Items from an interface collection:
##########

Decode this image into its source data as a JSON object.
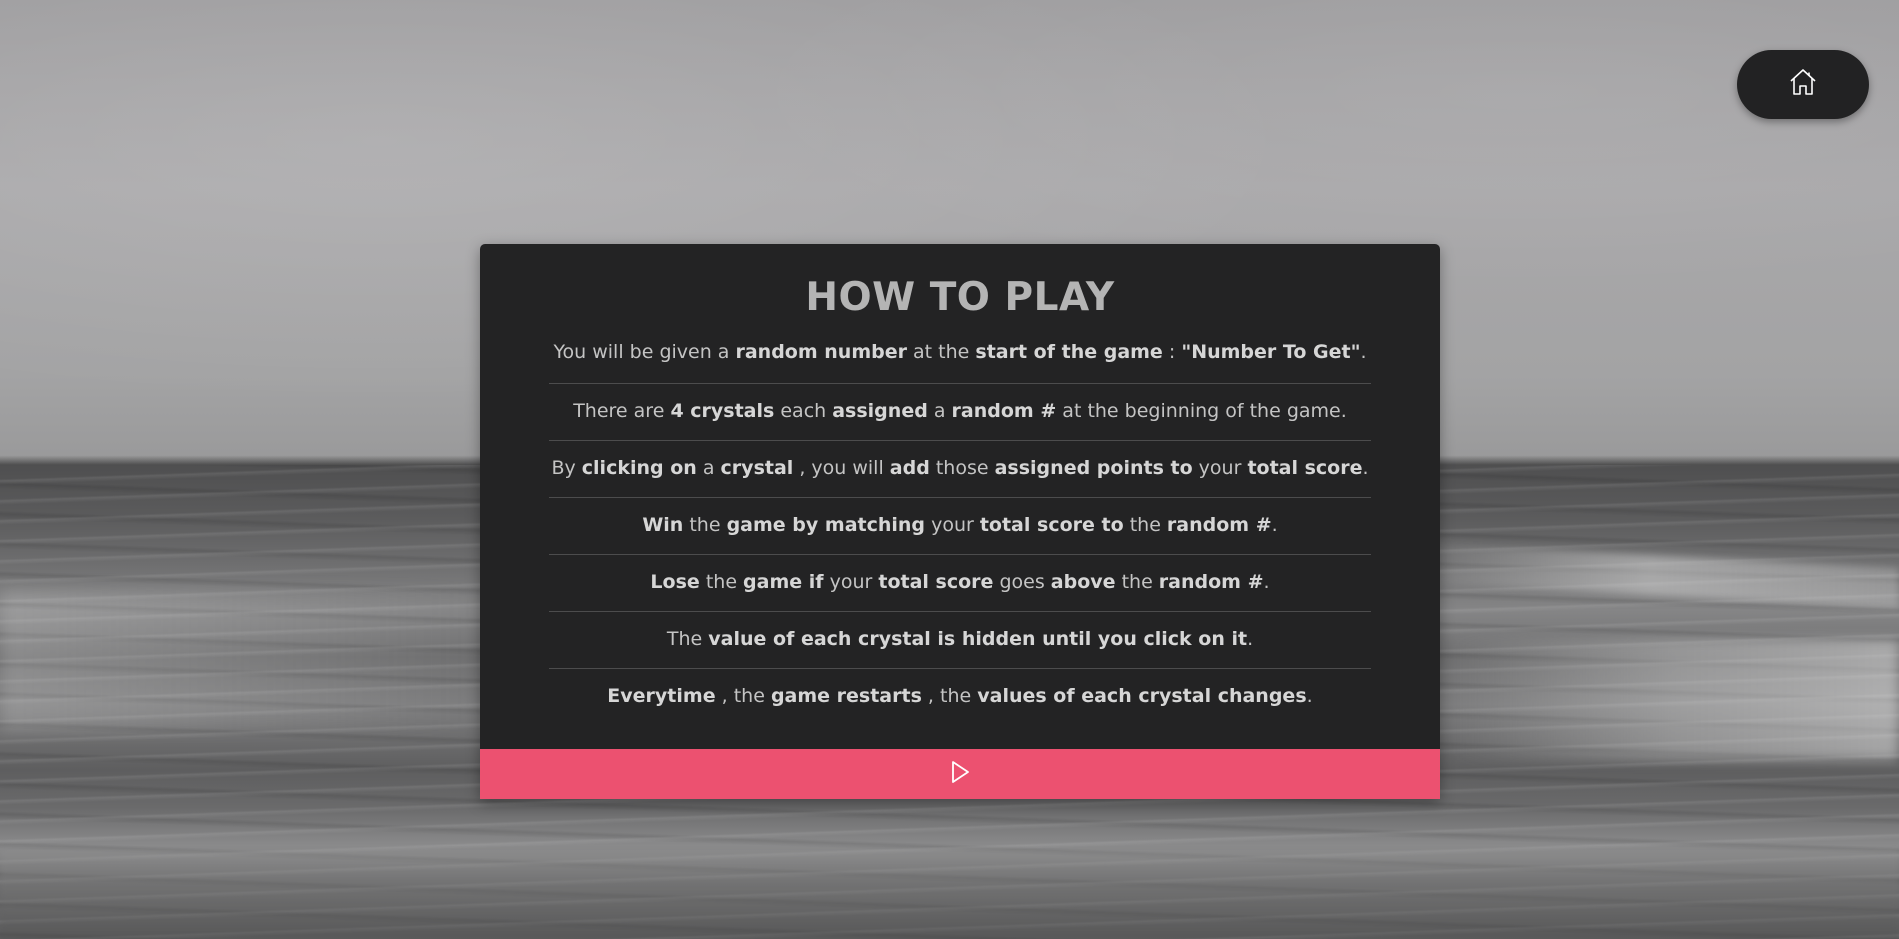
{
  "home_button": {
    "icon": "home-icon"
  },
  "card": {
    "title": "HOW TO PLAY",
    "rules": [
      [
        {
          "t": "You will be given a "
        },
        {
          "t": "random number",
          "b": true
        },
        {
          "t": " at the "
        },
        {
          "t": "start of the game",
          "b": true
        },
        {
          "t": " : "
        },
        {
          "t": "\"Number To Get\"",
          "b": true
        },
        {
          "t": "."
        }
      ],
      [
        {
          "t": "There are "
        },
        {
          "t": "4 crystals",
          "b": true
        },
        {
          "t": " each "
        },
        {
          "t": "assigned",
          "b": true
        },
        {
          "t": " a "
        },
        {
          "t": "random #",
          "b": true
        },
        {
          "t": " at the beginning of the game."
        }
      ],
      [
        {
          "t": "By "
        },
        {
          "t": "clicking on",
          "b": true
        },
        {
          "t": " a "
        },
        {
          "t": "crystal",
          "b": true
        },
        {
          "t": " , you will "
        },
        {
          "t": "add",
          "b": true
        },
        {
          "t": " those "
        },
        {
          "t": "assigned points to",
          "b": true
        },
        {
          "t": " your "
        },
        {
          "t": "total score",
          "b": true
        },
        {
          "t": "."
        }
      ],
      [
        {
          "t": "Win",
          "b": true
        },
        {
          "t": " the "
        },
        {
          "t": "game by matching",
          "b": true
        },
        {
          "t": " your "
        },
        {
          "t": "total score to",
          "b": true
        },
        {
          "t": " the "
        },
        {
          "t": "random #",
          "b": true
        },
        {
          "t": "."
        }
      ],
      [
        {
          "t": "Lose",
          "b": true
        },
        {
          "t": " the "
        },
        {
          "t": "game if",
          "b": true
        },
        {
          "t": " your "
        },
        {
          "t": "total score",
          "b": true
        },
        {
          "t": " goes "
        },
        {
          "t": "above",
          "b": true
        },
        {
          "t": " the "
        },
        {
          "t": "random #",
          "b": true
        },
        {
          "t": "."
        }
      ],
      [
        {
          "t": "The "
        },
        {
          "t": "value of each crystal is hidden until you click on it",
          "b": true
        },
        {
          "t": "."
        }
      ],
      [
        {
          "t": "Everytime",
          "b": true
        },
        {
          "t": " , the "
        },
        {
          "t": "game restarts",
          "b": true
        },
        {
          "t": " , the "
        },
        {
          "t": "values of each crystal changes",
          "b": true
        },
        {
          "t": "."
        }
      ]
    ]
  },
  "play_button": {
    "icon": "play-icon",
    "color": "#ec5170"
  },
  "colors": {
    "card_bg": "#232324",
    "title": "#b4b4b4",
    "text": "#c4c4c4"
  }
}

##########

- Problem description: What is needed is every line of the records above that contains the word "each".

- Reply:
          "t": " each "
          "t": "value of each crystal is hidden until you click on it",
          "t": "values of each crystal changes",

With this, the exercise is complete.